Speaking of Conscience

I mentioned conscience in my post earlier today. Let me define it for you, and then try to apply it to the idea of confronting the national conscience in regard to abortion, marriage and family, euthanasia, and other pro-life issues.

Conscience is “.. the ‘place’ where man is illuminated by a light which does not come to him from his created and always fallible reason but from the very Wisdom of the Word in whom all things were created.” (Bl. John Paul II, 1988)

Conscience then is the illumination deep within us arising from a Wisdom, a Word, whom we know is Jesus Christ. It is a meeting of a man or woman with that Wisdom in which directs him or her to do this and avoid that.
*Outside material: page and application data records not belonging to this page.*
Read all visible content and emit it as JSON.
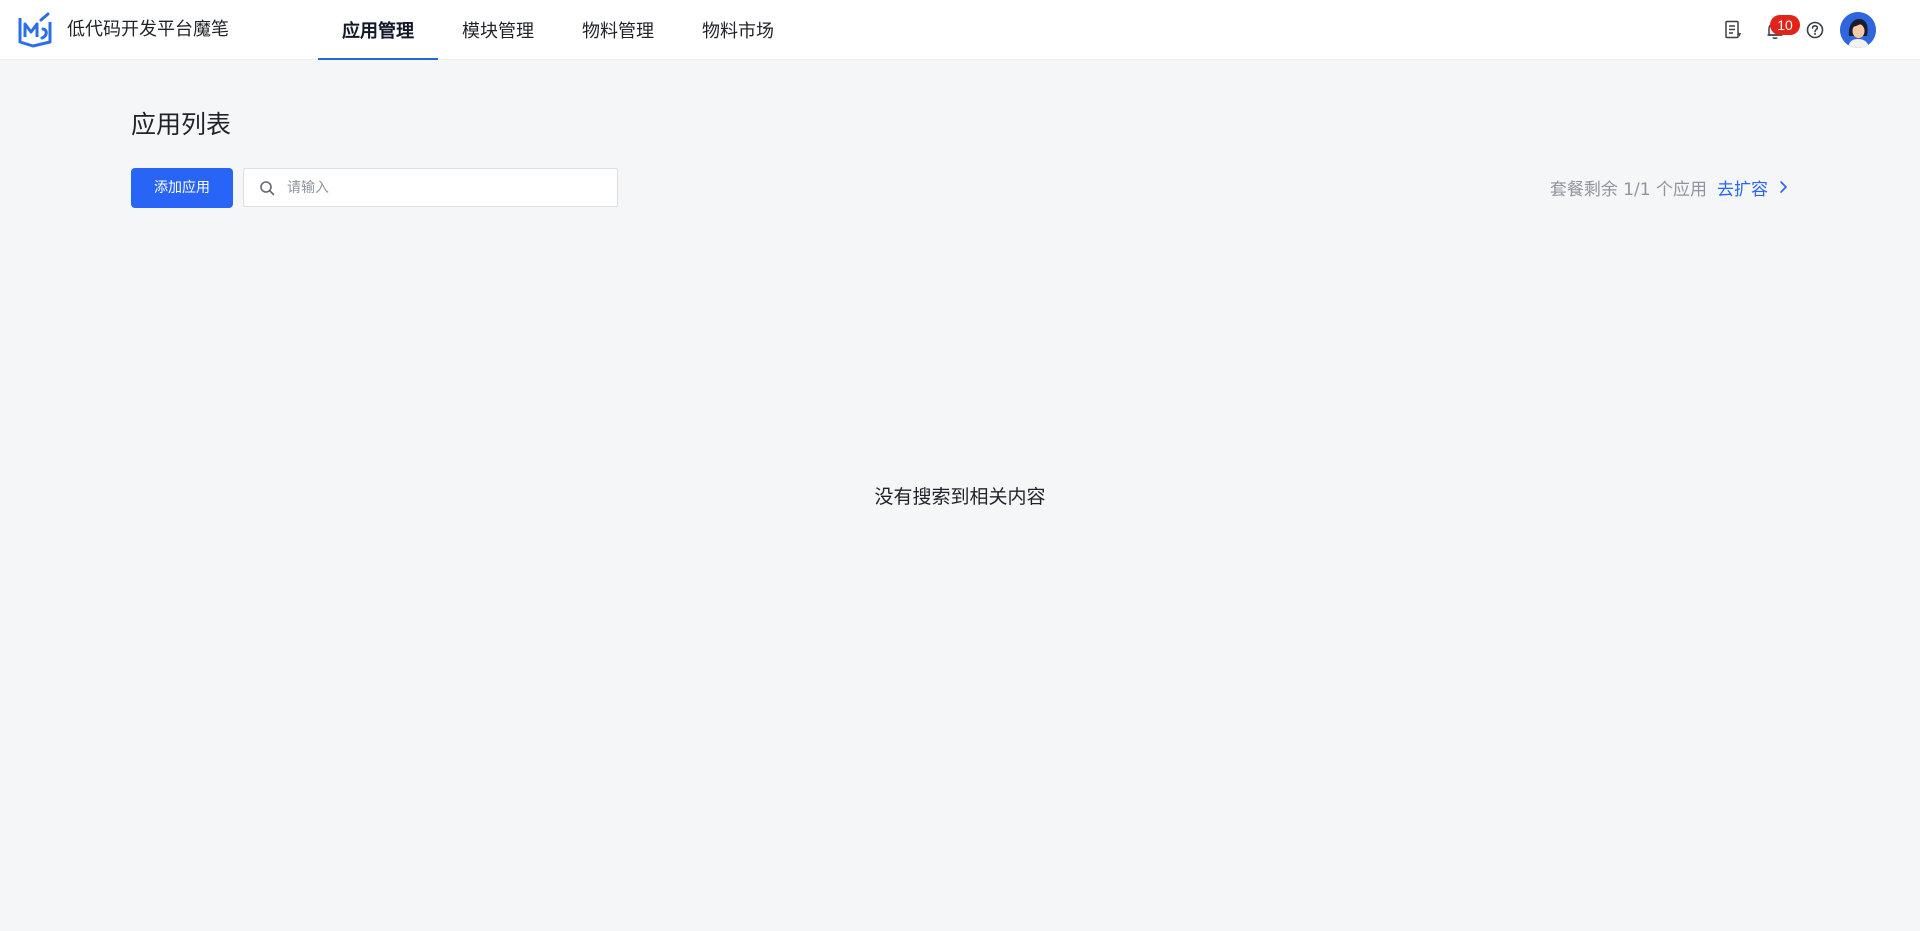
{
  "header": {
    "app_name": "低代码开发平台魔笔",
    "logo_icon": "mobi-logo-icon",
    "tabs": [
      {
        "label": "应用管理",
        "active": true
      },
      {
        "label": "模块管理",
        "active": false
      },
      {
        "label": "物料管理",
        "active": false
      },
      {
        "label": "物料市场",
        "active": false
      }
    ],
    "icons": {
      "docs": "document-icon",
      "notifications": "bell-icon",
      "help": "question-circle-icon",
      "user": "avatar"
    },
    "notification_count": "10"
  },
  "main": {
    "title": "应用列表",
    "add_button_label": "添加应用",
    "search": {
      "placeholder": "请输入",
      "value": ""
    },
    "quota": {
      "text": "套餐剩余 1/1 个应用",
      "expand_label": "去扩容"
    },
    "empty_message": "没有搜索到相关内容"
  },
  "colors": {
    "accent": "#2864f6",
    "tab_underline": "#1f6bd6",
    "badge": "#e2231a",
    "background": "#f5f6f8",
    "header_bg": "#ffffff"
  }
}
It is an encounter with which speaks to us as we face moral decisions and issues. In this way, we must obey our consciences for it is the promptings of God and his Spirit that guide us.

This presumes, of course, that our consciences are well-formed. It is our duty to form our conscience, that is it is our duty to listen to God’s Word as revealed to us, not only in the particularity of our lives but in the communal experience – as interpreted by the Magisterium – of the People of God, the Church, the Body of Christ .

Indifference to the Truth leads to confusion and a profound adhesion to personal opinion or the opinion of the majority. The “journey toward a mature moral conscience cannot even begin if the spirit is not free from a mortal illness, very widespread today: indifference to the truth…” (Bl. John Paul II 1983)

Our national conscience needs reformation. It will only be done by consistently revealing to our fellow citizens the truth of human life, human sexuality, human relationships, and the common good, to which all people and nations are subject. In other words, we in the pro-life movement must consistently witness to the truth by our lives, how we vote, how we speak in the public arena, and our commitment to civic activity and in doing so form the national conscience.

Witnessing at times demands heroism. At times, it requires sacrifice. It never includes violence which is always false. It is non-violent in response to who God has revealed himself to be and how he has directed us to act in the immediacy of the moment.

I believe that if the national conscience is presented, relentlessly, the truth of Roe v. Wade and the injustice of abortion, it will eventually be reformed.

Let us pray that day will come soon.

About Deacon Bob

Moderator: Deacon Bob Yerhot of the Diocese of Winona-Rochester, Minnesota.
This entry was posted in Ethics and Morality, Fundamental Theology, Human Development and Life, Marriage and Family. Bookmark the permalink.

2 Responses to Speaking of Conscience

Comments are closed.